Takes less than 5 seconds to change the E settings and yes it does make a diffrence. I have done a lot of exploring in every home I go into with this camera especially rooms with large windows or mirrors. I change my settings all of the time to get a feel for what the camera will do in different circumstances. Its been two months since my training and I still do not feel comforable with what I see with the camera. Have not had any leaking chimney flashing so far and have checked everyone with camera and visual from the attic. My best find so far was a washing machine stand pipe leak behind the sheetrock. I see lots of stud cavitys with no insulation and lots of air loss on A/C duct. Very little that would not have been found with a good visual inspection just can find it a lot quicker with the camera. No I do not regret buying the camera one bit its a great tool.

What class did you take?

The e-setting will change the temp read out, but not the image.
I only use the camera and play with the span up and down, if
I need to.

Once the image has been spotted, my other tools and methods
verify the problem. I was trained by a thermographer that
is the head of FLIR’s building science courses.

Home inspectors do not need the formulas, and all the various
settings as much as just spotting the problems by what
you see on the screen and then verify with other tools.

I find tons of moisture and other problems all the time.
Been doing it for about 6 months now.

Good luck. :wink:

I took the Building Science class taught by Scott Wood of the Building Science Institute.( We were instructed to set emissiivity on our cameras prior to doing scans. That’s why they have that setting on the cameras.:shock: You can use your equipment as you see fit. Why pay the money to learn how to use the camera properly???

I did not take the building science class took the Level one my thinking was to learn the camera’s functions. From what I have observed from reading various post from others that have taken the building science class there is a difference of opinions of what the camera can and can not do. I see everyone getting very defensive. The level one class foscused more on the camera and its various settings. I by no means claim no fame as to being an expert on its use.

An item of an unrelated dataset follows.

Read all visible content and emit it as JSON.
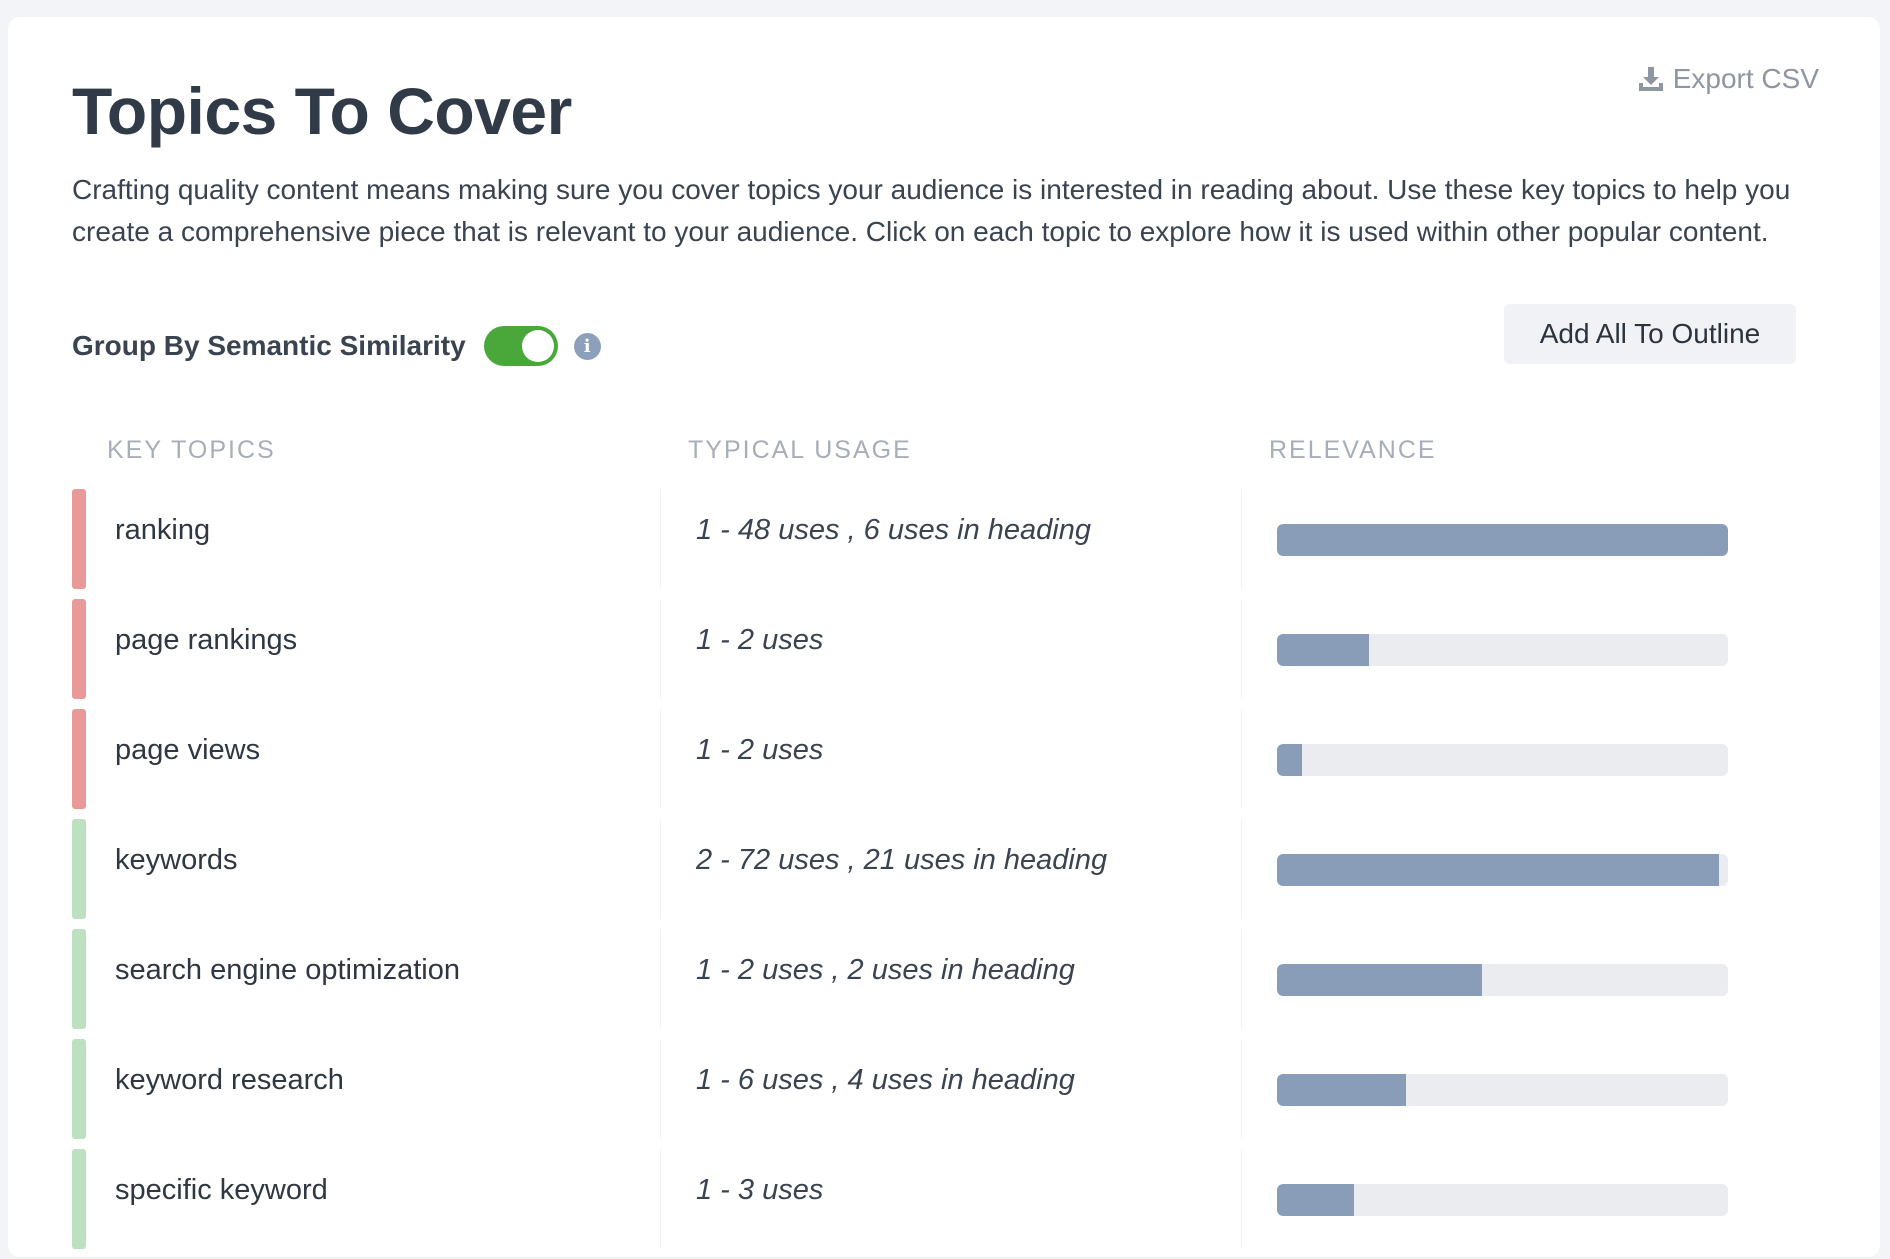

I would like to see a good honest discussion without anyone getting their hackles up. We could all learn more together.

I received a phone call from FLIR sales yesterday wanting to know if I wanted to take more classes. Crap I have not digested the Level one class yet. Must be a slow learner???:frowning: